SUPPLIED DATA.

=-=-=-=-=

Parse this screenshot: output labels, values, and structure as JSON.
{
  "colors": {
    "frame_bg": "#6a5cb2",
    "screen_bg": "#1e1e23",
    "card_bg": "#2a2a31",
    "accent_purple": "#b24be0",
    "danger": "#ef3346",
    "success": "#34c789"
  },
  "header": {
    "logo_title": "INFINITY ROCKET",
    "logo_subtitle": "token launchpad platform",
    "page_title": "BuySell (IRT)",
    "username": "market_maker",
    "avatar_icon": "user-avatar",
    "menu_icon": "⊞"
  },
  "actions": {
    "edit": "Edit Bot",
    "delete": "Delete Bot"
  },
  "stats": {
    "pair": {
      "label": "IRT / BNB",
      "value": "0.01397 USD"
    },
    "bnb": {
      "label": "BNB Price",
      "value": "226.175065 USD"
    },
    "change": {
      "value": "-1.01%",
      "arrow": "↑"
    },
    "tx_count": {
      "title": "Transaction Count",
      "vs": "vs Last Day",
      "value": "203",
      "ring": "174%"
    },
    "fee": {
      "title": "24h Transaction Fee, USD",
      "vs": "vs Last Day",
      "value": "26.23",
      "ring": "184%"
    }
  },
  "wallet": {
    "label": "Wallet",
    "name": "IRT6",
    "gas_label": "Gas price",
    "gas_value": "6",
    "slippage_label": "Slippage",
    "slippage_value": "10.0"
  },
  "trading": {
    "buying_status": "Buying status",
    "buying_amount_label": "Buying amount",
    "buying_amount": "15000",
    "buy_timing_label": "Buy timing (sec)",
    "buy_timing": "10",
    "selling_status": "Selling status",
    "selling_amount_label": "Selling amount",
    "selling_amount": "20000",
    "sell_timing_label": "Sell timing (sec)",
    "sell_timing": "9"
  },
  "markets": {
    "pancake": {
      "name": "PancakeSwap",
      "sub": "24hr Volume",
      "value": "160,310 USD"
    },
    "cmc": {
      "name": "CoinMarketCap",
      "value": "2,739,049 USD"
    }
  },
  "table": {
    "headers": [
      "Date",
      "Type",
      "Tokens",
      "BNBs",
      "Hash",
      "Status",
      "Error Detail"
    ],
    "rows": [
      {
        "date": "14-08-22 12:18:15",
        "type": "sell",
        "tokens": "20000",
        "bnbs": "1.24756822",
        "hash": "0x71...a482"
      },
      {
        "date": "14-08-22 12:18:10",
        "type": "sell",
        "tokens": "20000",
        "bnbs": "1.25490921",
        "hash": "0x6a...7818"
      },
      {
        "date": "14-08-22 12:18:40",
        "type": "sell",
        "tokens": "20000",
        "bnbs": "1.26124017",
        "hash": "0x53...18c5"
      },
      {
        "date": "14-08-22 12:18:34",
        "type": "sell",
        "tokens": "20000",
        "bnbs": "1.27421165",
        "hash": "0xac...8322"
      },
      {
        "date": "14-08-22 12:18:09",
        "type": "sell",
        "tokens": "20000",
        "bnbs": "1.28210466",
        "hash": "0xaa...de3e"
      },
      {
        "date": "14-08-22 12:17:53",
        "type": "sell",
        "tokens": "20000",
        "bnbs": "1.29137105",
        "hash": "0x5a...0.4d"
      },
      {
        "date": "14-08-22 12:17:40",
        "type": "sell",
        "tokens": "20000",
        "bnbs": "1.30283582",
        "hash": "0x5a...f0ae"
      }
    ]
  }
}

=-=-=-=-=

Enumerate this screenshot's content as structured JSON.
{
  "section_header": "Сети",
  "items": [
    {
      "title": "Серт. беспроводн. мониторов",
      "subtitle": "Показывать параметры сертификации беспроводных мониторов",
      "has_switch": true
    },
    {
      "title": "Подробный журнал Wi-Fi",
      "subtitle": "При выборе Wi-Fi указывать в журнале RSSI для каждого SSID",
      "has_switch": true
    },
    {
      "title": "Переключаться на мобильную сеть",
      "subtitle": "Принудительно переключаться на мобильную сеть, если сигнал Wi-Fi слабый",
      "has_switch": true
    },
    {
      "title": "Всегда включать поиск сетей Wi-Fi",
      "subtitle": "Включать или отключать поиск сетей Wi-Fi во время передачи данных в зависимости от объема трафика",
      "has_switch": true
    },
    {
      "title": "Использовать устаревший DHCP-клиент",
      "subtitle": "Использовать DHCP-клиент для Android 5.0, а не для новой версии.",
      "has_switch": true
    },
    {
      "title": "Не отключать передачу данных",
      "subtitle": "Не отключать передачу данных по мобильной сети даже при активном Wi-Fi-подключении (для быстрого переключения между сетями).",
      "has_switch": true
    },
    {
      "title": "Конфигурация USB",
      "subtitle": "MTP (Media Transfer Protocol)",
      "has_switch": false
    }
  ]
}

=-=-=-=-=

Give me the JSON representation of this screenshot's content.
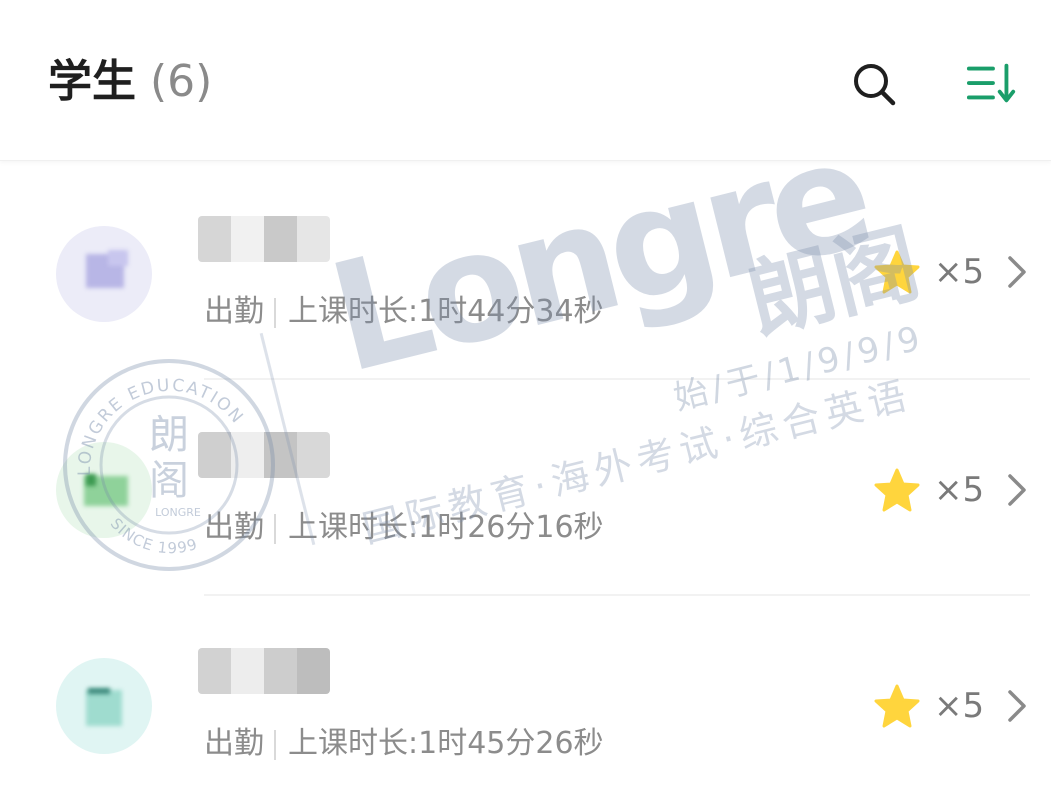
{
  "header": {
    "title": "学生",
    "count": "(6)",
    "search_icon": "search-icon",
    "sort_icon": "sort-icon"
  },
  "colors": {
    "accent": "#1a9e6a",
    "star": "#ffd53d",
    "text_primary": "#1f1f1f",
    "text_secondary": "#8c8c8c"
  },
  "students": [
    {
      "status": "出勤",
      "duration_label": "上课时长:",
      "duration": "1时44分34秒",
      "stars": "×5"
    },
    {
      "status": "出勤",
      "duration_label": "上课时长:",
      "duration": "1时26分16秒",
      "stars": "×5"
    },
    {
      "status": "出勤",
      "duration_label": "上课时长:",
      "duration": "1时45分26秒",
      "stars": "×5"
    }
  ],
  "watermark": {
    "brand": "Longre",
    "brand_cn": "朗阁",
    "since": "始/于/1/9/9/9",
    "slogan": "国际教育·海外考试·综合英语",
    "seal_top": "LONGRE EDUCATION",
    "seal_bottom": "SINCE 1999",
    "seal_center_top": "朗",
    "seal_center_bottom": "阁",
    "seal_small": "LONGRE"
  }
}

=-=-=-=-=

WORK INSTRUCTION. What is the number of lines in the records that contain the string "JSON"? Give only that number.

RESULT OF THE EXERCISE. 3